WORK TASK: What you give back must match the records below word for word.

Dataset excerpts
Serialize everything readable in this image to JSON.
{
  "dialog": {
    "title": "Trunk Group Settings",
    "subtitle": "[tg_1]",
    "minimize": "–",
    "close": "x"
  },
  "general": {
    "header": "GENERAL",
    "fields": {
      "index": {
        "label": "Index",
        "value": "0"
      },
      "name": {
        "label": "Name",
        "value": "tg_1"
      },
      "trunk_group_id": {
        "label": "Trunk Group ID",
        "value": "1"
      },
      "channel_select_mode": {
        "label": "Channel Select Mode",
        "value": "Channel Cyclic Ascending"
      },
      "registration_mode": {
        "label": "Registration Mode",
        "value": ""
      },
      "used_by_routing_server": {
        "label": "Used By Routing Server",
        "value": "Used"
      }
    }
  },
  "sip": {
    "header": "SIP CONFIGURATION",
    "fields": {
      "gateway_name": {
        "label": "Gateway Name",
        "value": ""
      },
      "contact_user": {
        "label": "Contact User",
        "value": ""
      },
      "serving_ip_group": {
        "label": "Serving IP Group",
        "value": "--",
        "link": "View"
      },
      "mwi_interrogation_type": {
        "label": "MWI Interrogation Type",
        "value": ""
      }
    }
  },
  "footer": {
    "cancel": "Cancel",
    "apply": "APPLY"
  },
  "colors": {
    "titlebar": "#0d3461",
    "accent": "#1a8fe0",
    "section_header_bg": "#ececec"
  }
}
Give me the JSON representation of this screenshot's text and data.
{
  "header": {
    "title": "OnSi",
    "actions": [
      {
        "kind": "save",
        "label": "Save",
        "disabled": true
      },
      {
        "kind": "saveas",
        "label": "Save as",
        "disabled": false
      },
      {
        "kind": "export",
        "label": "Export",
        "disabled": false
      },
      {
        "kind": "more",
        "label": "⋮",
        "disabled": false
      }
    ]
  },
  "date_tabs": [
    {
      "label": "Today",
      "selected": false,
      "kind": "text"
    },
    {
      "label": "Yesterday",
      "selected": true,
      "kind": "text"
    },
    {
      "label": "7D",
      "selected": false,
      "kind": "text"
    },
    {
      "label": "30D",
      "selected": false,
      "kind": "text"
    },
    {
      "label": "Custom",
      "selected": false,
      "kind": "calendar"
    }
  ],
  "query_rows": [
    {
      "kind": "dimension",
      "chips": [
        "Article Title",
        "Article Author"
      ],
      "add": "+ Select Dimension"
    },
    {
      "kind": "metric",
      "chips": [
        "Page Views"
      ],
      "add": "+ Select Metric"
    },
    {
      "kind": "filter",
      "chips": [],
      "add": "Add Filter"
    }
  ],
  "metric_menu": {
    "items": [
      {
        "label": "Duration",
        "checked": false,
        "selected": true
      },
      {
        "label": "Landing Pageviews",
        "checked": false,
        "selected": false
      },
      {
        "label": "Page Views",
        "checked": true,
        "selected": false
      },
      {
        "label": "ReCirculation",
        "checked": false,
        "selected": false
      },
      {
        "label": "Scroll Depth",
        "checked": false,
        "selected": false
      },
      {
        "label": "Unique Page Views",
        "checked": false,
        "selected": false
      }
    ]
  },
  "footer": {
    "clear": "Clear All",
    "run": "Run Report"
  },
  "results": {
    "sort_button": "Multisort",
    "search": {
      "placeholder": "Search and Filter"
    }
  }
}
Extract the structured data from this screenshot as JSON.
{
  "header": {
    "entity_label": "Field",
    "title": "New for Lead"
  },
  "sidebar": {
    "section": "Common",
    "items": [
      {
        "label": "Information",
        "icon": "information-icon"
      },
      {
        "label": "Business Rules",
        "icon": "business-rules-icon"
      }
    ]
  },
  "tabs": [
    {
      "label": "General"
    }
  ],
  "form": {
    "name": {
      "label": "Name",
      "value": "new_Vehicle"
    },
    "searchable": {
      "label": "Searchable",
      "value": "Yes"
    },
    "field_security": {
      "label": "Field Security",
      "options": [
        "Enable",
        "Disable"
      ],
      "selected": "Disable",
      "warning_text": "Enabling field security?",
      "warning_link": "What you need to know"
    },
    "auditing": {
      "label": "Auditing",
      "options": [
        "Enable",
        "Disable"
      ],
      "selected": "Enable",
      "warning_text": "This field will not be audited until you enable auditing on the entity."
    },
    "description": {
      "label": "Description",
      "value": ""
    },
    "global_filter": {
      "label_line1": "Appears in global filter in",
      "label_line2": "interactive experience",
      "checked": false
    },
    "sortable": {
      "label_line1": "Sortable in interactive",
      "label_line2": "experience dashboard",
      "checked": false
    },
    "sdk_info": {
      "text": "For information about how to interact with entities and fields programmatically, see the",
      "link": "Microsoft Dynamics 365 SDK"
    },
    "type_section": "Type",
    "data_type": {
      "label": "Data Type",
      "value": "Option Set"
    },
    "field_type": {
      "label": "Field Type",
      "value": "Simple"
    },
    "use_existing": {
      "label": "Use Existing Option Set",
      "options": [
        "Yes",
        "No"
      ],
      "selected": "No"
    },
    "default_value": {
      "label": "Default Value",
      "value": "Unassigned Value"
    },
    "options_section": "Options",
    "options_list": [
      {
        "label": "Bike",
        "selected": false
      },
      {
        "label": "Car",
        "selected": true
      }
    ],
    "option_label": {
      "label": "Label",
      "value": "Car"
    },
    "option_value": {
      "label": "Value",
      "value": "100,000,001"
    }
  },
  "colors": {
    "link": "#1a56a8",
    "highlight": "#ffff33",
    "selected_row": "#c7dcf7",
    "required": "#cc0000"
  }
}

RESULT OF THIS EXERCISE:
Serialize everything readable in this image to JSON.
{
  "dialog": {
    "title": "Trunk Group Settings",
    "subtitle": "[tg_1]",
    "minimize": "–",
    "close": "x"
  },
  "general": {
    "header": "GENERAL",
    "fields": {
      "index": {
        "label": "Index",
        "value": "0"
      },
      "name": {
        "label": "Name",
        "value": "tg_1"
      },
      "trunk_group_id": {
        "label": "Trunk Group ID",
        "value": "1"
      },
      "channel_select_mode": {
        "label": "Channel Select Mode",
        "value": "Channel Cyclic Ascending"
      },
      "registration_mode": {
        "label": "Registration Mode",
        "value": ""
      },
      "used_by_routing_server": {
        "label": "Used By Routing Server",
        "value": "Used"
      }
    }
  },
  "sip": {
    "header": "SIP CONFIGURATION",
    "fields": {
      "gateway_name": {
        "label": "Gateway Name",
        "value": ""
      },
      "contact_user": {
        "label": "Contact User",
        "value": ""
      },
      "serving_ip_group": {
        "label": "Serving IP Group",
        "value": "--",
        "link": "View"
      },
      "mwi_interrogation_type": {
        "label": "MWI Interrogation Type",
        "value": ""
      }
    }
  },
  "footer": {
    "cancel": "Cancel",
    "apply": "APPLY"
  },
  "colors": {
    "titlebar": "#0d3461",
    "accent": "#1a8fe0",
    "section_header_bg": "#ececec"
  }
}
Give me the JSON representation of this screenshot's text and data.
{
  "header": {
    "title": "OnSi",
    "actions": [
      {
        "kind": "save",
        "label": "Save",
        "disabled": true
      },
      {
        "kind": "saveas",
        "label": "Save as",
        "disabled": false
      },
      {
        "kind": "export",
        "label": "Export",
        "disabled": false
      },
      {
        "kind": "more",
        "label": "⋮",
        "disabled": false
      }
    ]
  },
  "date_tabs": [
    {
      "label": "Today",
      "selected": false,
      "kind": "text"
    },
    {
      "label": "Yesterday",
      "selected": true,
      "kind": "text"
    },
    {
      "label": "7D",
      "selected": false,
      "kind": "text"
    },
    {
      "label": "30D",
      "selected": false,
      "kind": "text"
    },
    {
      "label": "Custom",
      "selected": false,
      "kind": "calendar"
    }
  ],
  "query_rows": [
    {
      "kind": "dimension",
      "chips": [
        "Article Title",
        "Article Author"
      ],
      "add": "+ Select Dimension"
    },
    {
      "kind": "metric",
      "chips": [
        "Page Views"
      ],
      "add": "+ Select Metric"
    },
    {
      "kind": "filter",
      "chips": [],
      "add": "Add Filter"
    }
  ],
  "metric_menu": {
    "items": [
      {
        "label": "Duration",
        "checked": false,
        "selected": true
      },
      {
        "label": "Landing Pageviews",
        "checked": false,
        "selected": false
      },
      {
        "label": "Page Views",
        "checked": true,
        "selected": false
      },
      {
        "label": "ReCirculation",
        "checked": false,
        "selected": false
      },
      {
        "label": "Scroll Depth",
        "checked": false,
        "selected": false
      },
      {
        "label": "Unique Page Views",
        "checked": false,
        "selected": false
      }
    ]
  },
  "footer": {
    "clear": "Clear All",
    "run": "Run Report"
  },
  "results": {
    "sort_button": "Multisort",
    "search": {
      "placeholder": "Search and Filter"
    }
  }
}
Extract the structured data from this screenshot as JSON.
{
  "header": {
    "entity_label": "Field",
    "title": "New for Lead"
  },
  "sidebar": {
    "section": "Common",
    "items": [
      {
        "label": "Information",
        "icon": "information-icon"
      },
      {
        "label": "Business Rules",
        "icon": "business-rules-icon"
      }
    ]
  },
  "tabs": [
    {
      "label": "General"
    }
  ],
  "form": {
    "name": {
      "label": "Name",
      "value": "new_Vehicle"
    },
    "searchable": {
      "label": "Searchable",
      "value": "Yes"
    },
    "field_security": {
      "label": "Field Security",
      "options": [
        "Enable",
        "Disable"
      ],
      "selected": "Disable",
      "warning_text": "Enabling field security?",
      "warning_link": "What you need to know"
    },
    "auditing": {
      "label": "Auditing",
      "options": [
        "Enable",
        "Disable"
      ],
      "selected": "Enable",
      "warning_text": "This field will not be audited until you enable auditing on the entity."
    },
    "description": {
      "label": "Description",
      "value": ""
    },
    "global_filter": {
      "label_line1": "Appears in global filter in",
      "label_line2": "interactive experience",
      "checked": false
    },
    "sortable": {
      "label_line1": "Sortable in interactive",
      "label_line2": "experience dashboard",
      "checked": false
    },
    "sdk_info": {
      "text": "For information about how to interact with entities and fields programmatically, see the",
      "link": "Microsoft Dynamics 365 SDK"
    },
    "type_section": "Type",
    "data_type": {
      "label": "Data Type",
      "value": "Option Set"
    },
    "field_type": {
      "label": "Field Type",
      "value": "Simple"
    },
    "use_existing": {
      "label": "Use Existing Option Set",
      "options": [
        "Yes",
        "No"
      ],
      "selected": "No"
    },
    "default_value": {
      "label": "Default Value",
      "value": "Unassigned Value"
    },
    "options_section": "Options",
    "options_list": [
      {
        "label": "Bike",
        "selected": false
      },
      {
        "label": "Car",
        "selected": true
      }
    ],
    "option_label": {
      "label": "Label",
      "value": "Car"
    },
    "option_value": {
      "label": "Value",
      "value": "100,000,001"
    }
  },
  "colors": {
    "link": "#1a56a8",
    "highlight": "#ffff33",
    "selected_row": "#c7dcf7",
    "required": "#cc0000"
  }
}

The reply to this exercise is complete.